[Records excerpted from a collection]
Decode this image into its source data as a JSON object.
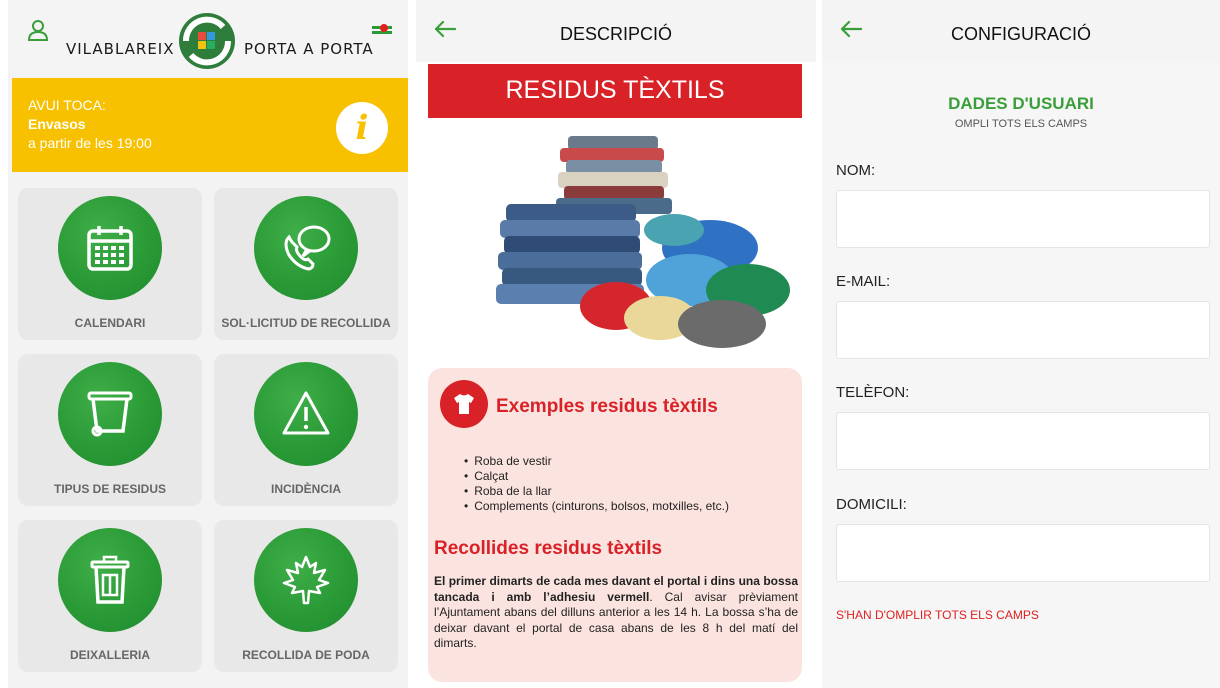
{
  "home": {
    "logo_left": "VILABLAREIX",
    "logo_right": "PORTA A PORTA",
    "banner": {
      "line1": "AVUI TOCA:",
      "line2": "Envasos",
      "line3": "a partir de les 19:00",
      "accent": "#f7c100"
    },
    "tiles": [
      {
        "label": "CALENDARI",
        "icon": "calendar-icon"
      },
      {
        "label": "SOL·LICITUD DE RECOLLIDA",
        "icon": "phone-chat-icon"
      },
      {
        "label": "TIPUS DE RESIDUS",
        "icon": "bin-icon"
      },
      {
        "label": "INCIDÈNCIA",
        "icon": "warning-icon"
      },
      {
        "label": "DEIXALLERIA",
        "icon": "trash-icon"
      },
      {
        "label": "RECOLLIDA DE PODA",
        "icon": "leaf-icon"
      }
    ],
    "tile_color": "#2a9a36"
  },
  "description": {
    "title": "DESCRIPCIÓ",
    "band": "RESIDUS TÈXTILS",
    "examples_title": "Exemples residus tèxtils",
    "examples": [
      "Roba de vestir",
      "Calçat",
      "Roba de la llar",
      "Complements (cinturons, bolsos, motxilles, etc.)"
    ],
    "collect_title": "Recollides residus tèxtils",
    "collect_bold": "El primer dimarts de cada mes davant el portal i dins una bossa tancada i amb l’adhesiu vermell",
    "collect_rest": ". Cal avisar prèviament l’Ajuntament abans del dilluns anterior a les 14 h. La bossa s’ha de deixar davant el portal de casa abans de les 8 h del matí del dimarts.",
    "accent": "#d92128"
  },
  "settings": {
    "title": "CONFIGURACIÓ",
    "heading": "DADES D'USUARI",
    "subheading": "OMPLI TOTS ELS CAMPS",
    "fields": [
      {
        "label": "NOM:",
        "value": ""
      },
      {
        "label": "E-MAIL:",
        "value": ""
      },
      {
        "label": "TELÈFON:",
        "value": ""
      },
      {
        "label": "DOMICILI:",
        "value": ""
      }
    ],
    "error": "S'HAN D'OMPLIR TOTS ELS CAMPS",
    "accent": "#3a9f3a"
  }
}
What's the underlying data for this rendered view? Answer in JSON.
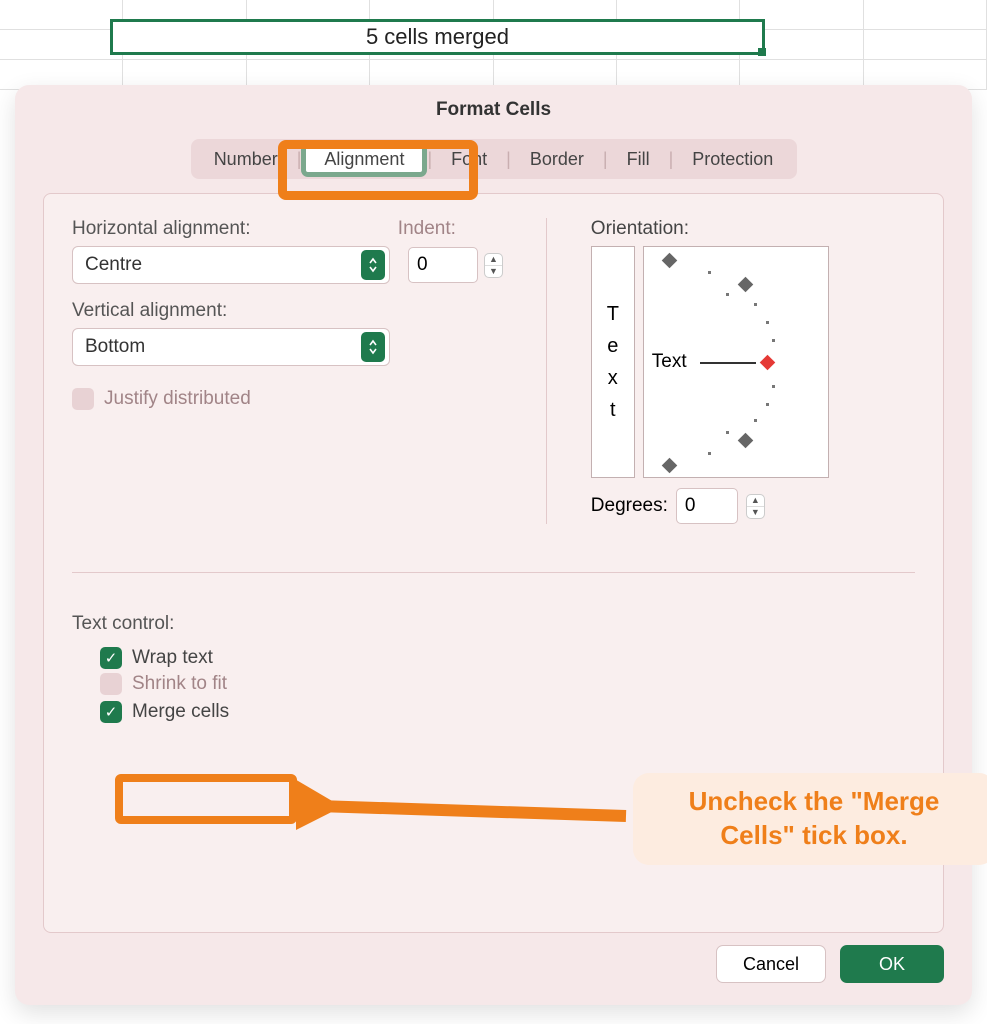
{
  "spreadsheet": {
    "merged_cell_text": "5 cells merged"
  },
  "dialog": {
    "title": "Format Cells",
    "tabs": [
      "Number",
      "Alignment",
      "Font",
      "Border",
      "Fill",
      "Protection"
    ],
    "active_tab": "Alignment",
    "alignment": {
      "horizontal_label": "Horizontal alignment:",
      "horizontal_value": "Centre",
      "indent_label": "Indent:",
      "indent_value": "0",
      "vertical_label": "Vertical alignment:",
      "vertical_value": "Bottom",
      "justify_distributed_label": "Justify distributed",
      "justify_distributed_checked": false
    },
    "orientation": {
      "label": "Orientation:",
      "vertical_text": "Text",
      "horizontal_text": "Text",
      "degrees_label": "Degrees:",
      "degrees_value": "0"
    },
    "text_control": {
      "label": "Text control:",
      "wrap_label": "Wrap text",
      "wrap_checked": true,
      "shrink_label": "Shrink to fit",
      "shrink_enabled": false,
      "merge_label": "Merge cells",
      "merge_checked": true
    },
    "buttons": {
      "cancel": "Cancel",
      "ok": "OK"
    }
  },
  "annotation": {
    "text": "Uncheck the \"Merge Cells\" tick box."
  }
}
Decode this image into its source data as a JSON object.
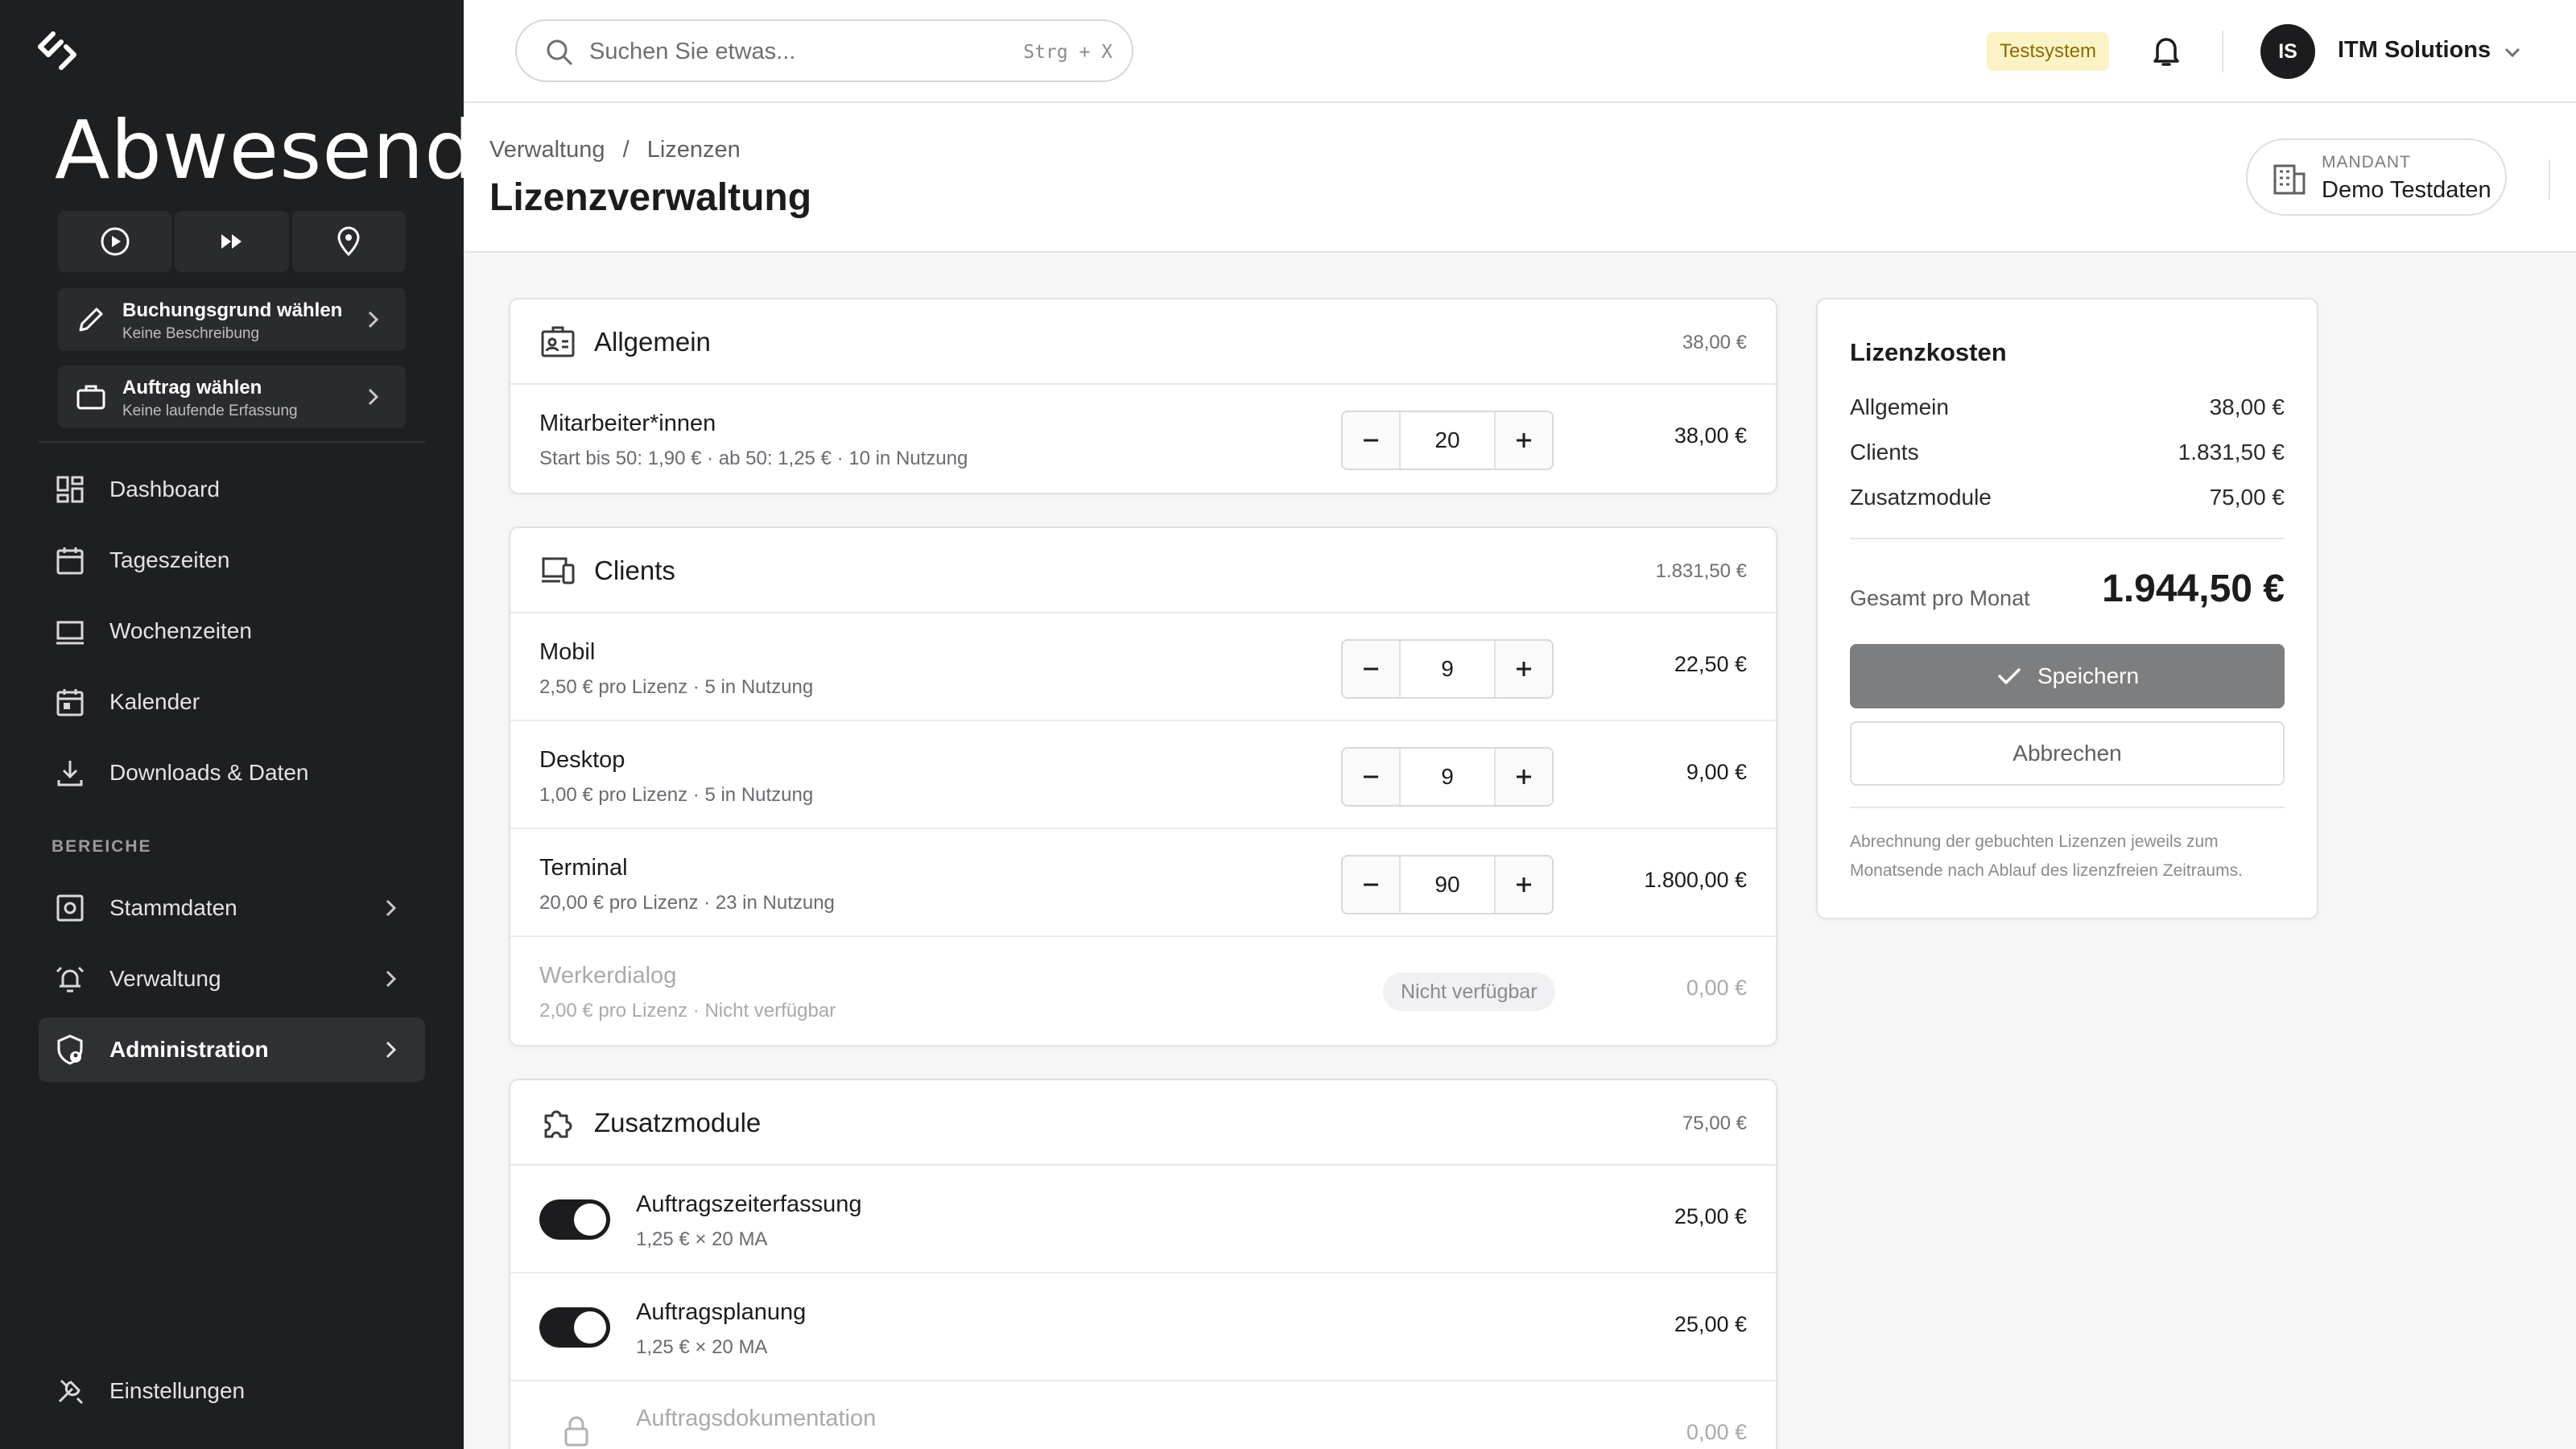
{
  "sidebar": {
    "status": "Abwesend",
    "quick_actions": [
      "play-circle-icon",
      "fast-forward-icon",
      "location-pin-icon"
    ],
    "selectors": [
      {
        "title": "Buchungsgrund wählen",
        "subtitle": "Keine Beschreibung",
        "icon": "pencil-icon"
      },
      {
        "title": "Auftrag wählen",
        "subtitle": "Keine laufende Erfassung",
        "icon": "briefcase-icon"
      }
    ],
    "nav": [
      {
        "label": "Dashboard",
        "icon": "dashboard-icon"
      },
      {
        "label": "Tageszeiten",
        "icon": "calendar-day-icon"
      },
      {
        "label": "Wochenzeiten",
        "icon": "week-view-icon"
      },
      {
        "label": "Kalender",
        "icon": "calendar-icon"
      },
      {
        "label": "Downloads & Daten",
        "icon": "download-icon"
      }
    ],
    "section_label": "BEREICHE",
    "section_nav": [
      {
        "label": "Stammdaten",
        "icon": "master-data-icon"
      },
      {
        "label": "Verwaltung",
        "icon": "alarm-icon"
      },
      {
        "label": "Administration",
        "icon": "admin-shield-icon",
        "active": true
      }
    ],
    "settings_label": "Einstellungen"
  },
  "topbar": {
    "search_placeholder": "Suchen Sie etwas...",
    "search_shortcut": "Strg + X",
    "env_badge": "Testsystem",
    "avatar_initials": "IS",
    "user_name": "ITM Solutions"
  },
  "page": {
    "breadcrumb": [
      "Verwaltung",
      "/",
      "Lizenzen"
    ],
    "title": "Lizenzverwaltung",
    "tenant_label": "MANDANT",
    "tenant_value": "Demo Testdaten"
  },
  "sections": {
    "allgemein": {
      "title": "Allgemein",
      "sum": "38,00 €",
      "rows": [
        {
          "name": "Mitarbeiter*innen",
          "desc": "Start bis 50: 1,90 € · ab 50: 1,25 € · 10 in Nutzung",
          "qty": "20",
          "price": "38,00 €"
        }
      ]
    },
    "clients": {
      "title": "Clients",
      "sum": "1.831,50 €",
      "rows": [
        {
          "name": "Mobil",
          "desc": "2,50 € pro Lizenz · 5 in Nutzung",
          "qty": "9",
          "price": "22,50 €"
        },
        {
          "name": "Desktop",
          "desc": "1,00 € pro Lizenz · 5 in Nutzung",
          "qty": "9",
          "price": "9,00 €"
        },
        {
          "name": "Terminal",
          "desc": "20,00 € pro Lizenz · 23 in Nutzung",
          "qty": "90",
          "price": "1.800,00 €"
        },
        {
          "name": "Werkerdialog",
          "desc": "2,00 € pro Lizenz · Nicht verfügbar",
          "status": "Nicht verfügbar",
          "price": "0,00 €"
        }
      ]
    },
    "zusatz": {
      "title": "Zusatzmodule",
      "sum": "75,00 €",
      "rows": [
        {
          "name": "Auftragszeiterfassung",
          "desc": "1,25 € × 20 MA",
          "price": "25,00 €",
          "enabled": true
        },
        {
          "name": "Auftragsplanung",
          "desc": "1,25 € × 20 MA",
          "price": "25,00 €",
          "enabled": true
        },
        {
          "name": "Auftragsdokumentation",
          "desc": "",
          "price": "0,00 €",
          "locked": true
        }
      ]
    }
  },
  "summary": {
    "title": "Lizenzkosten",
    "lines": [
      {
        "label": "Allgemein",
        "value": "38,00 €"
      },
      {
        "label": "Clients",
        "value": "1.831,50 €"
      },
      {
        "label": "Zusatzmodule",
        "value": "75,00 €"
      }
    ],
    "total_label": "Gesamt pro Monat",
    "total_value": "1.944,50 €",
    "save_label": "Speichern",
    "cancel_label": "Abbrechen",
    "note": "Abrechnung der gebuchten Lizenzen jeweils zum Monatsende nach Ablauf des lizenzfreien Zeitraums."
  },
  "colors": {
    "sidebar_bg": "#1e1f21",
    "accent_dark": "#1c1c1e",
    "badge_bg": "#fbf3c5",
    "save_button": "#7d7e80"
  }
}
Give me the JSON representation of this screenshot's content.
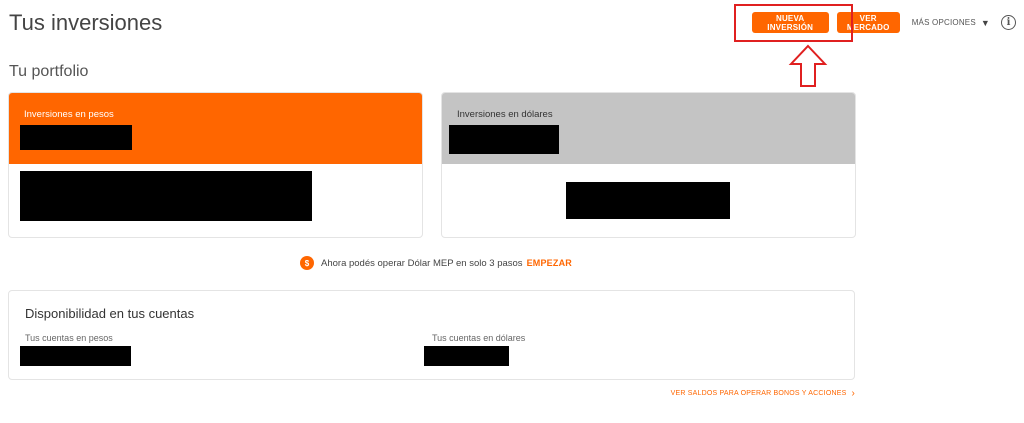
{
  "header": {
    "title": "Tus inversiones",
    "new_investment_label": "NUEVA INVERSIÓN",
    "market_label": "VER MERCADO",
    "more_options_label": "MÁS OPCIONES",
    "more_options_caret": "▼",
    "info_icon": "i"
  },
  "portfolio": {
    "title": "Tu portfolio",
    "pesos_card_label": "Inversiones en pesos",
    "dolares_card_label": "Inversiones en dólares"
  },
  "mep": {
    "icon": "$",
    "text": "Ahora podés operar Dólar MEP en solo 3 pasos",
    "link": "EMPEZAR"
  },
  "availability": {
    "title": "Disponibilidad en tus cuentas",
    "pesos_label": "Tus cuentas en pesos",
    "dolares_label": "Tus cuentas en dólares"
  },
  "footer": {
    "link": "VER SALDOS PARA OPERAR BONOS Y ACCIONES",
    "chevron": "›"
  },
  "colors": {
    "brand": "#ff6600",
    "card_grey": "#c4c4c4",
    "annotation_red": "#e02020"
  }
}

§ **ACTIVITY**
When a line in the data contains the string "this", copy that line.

§ **ANSWER TO THE EXERCISE**
Decode this image into its source data as a JSON object.
What's the underlying data for this rendered view? Answer in JSON.
Decode this image into its source data as a JSON object.
Give me the JSON representation of this screenshot's content.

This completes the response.